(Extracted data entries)
□ □ □ □ □

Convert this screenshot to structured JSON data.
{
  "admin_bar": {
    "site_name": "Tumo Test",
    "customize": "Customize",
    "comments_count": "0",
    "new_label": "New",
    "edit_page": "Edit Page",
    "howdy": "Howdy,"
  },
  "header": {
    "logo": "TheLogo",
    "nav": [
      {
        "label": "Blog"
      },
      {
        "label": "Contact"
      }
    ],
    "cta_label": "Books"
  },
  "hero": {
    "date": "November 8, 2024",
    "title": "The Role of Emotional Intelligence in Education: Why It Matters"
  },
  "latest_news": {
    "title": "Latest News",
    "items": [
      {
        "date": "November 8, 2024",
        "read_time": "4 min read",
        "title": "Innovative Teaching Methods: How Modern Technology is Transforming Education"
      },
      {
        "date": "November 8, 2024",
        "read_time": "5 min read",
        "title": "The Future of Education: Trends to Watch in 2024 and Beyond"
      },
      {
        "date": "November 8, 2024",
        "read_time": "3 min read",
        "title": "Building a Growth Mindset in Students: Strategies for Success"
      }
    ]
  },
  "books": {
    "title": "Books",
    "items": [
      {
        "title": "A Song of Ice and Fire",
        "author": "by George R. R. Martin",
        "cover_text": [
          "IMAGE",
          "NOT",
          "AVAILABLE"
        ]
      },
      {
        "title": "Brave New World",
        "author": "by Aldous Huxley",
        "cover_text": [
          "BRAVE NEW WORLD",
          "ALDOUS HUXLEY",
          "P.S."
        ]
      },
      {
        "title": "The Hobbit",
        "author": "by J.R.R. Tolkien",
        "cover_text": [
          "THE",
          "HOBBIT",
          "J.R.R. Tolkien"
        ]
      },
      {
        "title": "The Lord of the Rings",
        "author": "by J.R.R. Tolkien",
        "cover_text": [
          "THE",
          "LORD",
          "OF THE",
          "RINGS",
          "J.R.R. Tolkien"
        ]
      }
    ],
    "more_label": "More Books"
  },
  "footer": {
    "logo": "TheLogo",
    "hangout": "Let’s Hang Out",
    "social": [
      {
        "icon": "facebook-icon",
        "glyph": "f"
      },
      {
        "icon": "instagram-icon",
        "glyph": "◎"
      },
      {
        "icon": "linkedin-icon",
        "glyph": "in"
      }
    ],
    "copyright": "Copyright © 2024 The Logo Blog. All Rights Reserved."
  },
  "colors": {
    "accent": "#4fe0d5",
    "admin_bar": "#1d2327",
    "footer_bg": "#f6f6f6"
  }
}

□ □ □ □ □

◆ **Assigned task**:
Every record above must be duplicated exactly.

◆ **Answer box**:
Convert this screenshot to structured JSON data.
{
  "admin_bar": {
    "site_name": "Tumo Test",
    "customize": "Customize",
    "comments_count": "0",
    "new_label": "New",
    "edit_page": "Edit Page",
    "howdy": "Howdy,"
  },
  "header": {
    "logo": "TheLogo",
    "nav": [
      {
        "label": "Blog"
      },
      {
        "label": "Contact"
      }
    ],
    "cta_label": "Books"
  },
  "hero": {
    "date": "November 8, 2024",
    "title": "The Role of Emotional Intelligence in Education: Why It Matters"
  },
  "latest_news": {
    "title": "Latest News",
    "items": [
      {
        "date": "November 8, 2024",
        "read_time": "4 min read",
        "title": "Innovative Teaching Methods: How Modern Technology is Transforming Education"
      },
      {
        "date": "November 8, 2024",
        "read_time": "5 min read",
        "title": "The Future of Education: Trends to Watch in 2024 and Beyond"
      },
      {
        "date": "November 8, 2024",
        "read_time": "3 min read",
        "title": "Building a Growth Mindset in Students: Strategies for Success"
      }
    ]
  },
  "books": {
    "title": "Books",
    "items": [
      {
        "title": "A Song of Ice and Fire",
        "author": "by George R. R. Martin",
        "cover_text": [
          "IMAGE",
          "NOT",
          "AVAILABLE"
        ]
      },
      {
        "title": "Brave New World",
        "author": "by Aldous Huxley",
        "cover_text": [
          "BRAVE NEW WORLD",
          "ALDOUS HUXLEY",
          "P.S."
        ]
      },
      {
        "title": "The Hobbit",
        "author": "by J.R.R. Tolkien",
        "cover_text": [
          "THE",
          "HOBBIT",
          "J.R.R. Tolkien"
        ]
      },
      {
        "title": "The Lord of the Rings",
        "author": "by J.R.R. Tolkien",
        "cover_text": [
          "THE",
          "LORD",
          "OF THE",
          "RINGS",
          "J.R.R. Tolkien"
        ]
      }
    ],
    "more_label": "More Books"
  },
  "footer": {
    "logo": "TheLogo",
    "hangout": "Let’s Hang Out",
    "social": [
      {
        "icon": "facebook-icon",
        "glyph": "f"
      },
      {
        "icon": "instagram-icon",
        "glyph": "◎"
      },
      {
        "icon": "linkedin-icon",
        "glyph": "in"
      }
    ],
    "copyright": "Copyright © 2024 The Logo Blog. All Rights Reserved."
  },
  "colors": {
    "accent": "#4fe0d5",
    "admin_bar": "#1d2327",
    "footer_bg": "#f6f6f6"
  }
}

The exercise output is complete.